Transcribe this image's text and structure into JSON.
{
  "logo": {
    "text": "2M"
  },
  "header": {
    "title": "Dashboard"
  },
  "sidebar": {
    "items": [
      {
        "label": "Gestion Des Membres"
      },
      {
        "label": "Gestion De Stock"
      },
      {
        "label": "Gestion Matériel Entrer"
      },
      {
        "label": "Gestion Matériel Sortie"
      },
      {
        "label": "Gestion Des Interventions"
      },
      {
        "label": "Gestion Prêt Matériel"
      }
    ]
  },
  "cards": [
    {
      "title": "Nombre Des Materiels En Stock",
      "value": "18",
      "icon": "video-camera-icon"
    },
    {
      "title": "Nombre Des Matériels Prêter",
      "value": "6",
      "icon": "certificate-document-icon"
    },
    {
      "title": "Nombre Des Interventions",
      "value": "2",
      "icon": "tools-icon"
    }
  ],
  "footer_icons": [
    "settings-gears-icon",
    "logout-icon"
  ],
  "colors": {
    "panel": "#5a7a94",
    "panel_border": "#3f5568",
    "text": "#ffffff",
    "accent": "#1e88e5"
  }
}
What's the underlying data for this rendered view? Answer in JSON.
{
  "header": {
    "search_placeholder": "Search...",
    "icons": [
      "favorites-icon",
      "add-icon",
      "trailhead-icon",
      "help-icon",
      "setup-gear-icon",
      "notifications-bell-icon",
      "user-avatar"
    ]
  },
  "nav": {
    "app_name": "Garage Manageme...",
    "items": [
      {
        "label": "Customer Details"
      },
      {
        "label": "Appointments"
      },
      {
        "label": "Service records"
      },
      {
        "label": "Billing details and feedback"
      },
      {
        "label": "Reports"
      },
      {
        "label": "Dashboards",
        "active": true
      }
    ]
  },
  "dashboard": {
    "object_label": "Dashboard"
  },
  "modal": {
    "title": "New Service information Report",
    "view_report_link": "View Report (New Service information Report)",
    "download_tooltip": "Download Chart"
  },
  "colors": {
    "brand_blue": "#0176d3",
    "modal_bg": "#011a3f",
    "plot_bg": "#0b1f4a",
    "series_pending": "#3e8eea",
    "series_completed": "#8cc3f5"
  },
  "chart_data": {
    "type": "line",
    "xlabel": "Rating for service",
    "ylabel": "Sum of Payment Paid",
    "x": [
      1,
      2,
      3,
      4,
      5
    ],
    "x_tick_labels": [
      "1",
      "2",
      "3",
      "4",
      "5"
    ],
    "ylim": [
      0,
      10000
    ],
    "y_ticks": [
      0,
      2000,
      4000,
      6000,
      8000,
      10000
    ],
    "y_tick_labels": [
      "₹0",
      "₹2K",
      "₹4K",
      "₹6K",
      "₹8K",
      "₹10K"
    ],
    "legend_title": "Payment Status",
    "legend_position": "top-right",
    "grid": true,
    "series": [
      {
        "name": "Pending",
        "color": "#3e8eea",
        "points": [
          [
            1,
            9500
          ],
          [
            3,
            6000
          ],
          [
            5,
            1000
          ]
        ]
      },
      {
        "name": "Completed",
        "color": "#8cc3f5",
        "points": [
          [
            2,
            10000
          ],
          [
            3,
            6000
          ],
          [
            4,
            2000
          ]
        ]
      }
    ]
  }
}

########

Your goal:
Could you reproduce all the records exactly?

Task answer:
Transcribe this image's text and structure into JSON.
{
  "logo": {
    "text": "2M"
  },
  "header": {
    "title": "Dashboard"
  },
  "sidebar": {
    "items": [
      {
        "label": "Gestion Des Membres"
      },
      {
        "label": "Gestion De Stock"
      },
      {
        "label": "Gestion Matériel Entrer"
      },
      {
        "label": "Gestion Matériel Sortie"
      },
      {
        "label": "Gestion Des Interventions"
      },
      {
        "label": "Gestion Prêt Matériel"
      }
    ]
  },
  "cards": [
    {
      "title": "Nombre Des Materiels En Stock",
      "value": "18",
      "icon": "video-camera-icon"
    },
    {
      "title": "Nombre Des Matériels Prêter",
      "value": "6",
      "icon": "certificate-document-icon"
    },
    {
      "title": "Nombre Des Interventions",
      "value": "2",
      "icon": "tools-icon"
    }
  ],
  "footer_icons": [
    "settings-gears-icon",
    "logout-icon"
  ],
  "colors": {
    "panel": "#5a7a94",
    "panel_border": "#3f5568",
    "text": "#ffffff",
    "accent": "#1e88e5"
  }
}
What's the underlying data for this rendered view? Answer in JSON.
{
  "header": {
    "search_placeholder": "Search...",
    "icons": [
      "favorites-icon",
      "add-icon",
      "trailhead-icon",
      "help-icon",
      "setup-gear-icon",
      "notifications-bell-icon",
      "user-avatar"
    ]
  },
  "nav": {
    "app_name": "Garage Manageme...",
    "items": [
      {
        "label": "Customer Details"
      },
      {
        "label": "Appointments"
      },
      {
        "label": "Service records"
      },
      {
        "label": "Billing details and feedback"
      },
      {
        "label": "Reports"
      },
      {
        "label": "Dashboards",
        "active": true
      }
    ]
  },
  "dashboard": {
    "object_label": "Dashboard"
  },
  "modal": {
    "title": "New Service information Report",
    "view_report_link": "View Report (New Service information Report)",
    "download_tooltip": "Download Chart"
  },
  "colors": {
    "brand_blue": "#0176d3",
    "modal_bg": "#011a3f",
    "plot_bg": "#0b1f4a",
    "series_pending": "#3e8eea",
    "series_completed": "#8cc3f5"
  },
  "chart_data": {
    "type": "line",
    "xlabel": "Rating for service",
    "ylabel": "Sum of Payment Paid",
    "x": [
      1,
      2,
      3,
      4,
      5
    ],
    "x_tick_labels": [
      "1",
      "2",
      "3",
      "4",
      "5"
    ],
    "ylim": [
      0,
      10000
    ],
    "y_ticks": [
      0,
      2000,
      4000,
      6000,
      8000,
      10000
    ],
    "y_tick_labels": [
      "₹0",
      "₹2K",
      "₹4K",
      "₹6K",
      "₹8K",
      "₹10K"
    ],
    "legend_title": "Payment Status",
    "legend_position": "top-right",
    "grid": true,
    "series": [
      {
        "name": "Pending",
        "color": "#3e8eea",
        "points": [
          [
            1,
            9500
          ],
          [
            3,
            6000
          ],
          [
            5,
            1000
          ]
        ]
      },
      {
        "name": "Completed",
        "color": "#8cc3f5",
        "points": [
          [
            2,
            10000
          ],
          [
            3,
            6000
          ],
          [
            4,
            2000
          ]
        ]
      }
    ]
  }
}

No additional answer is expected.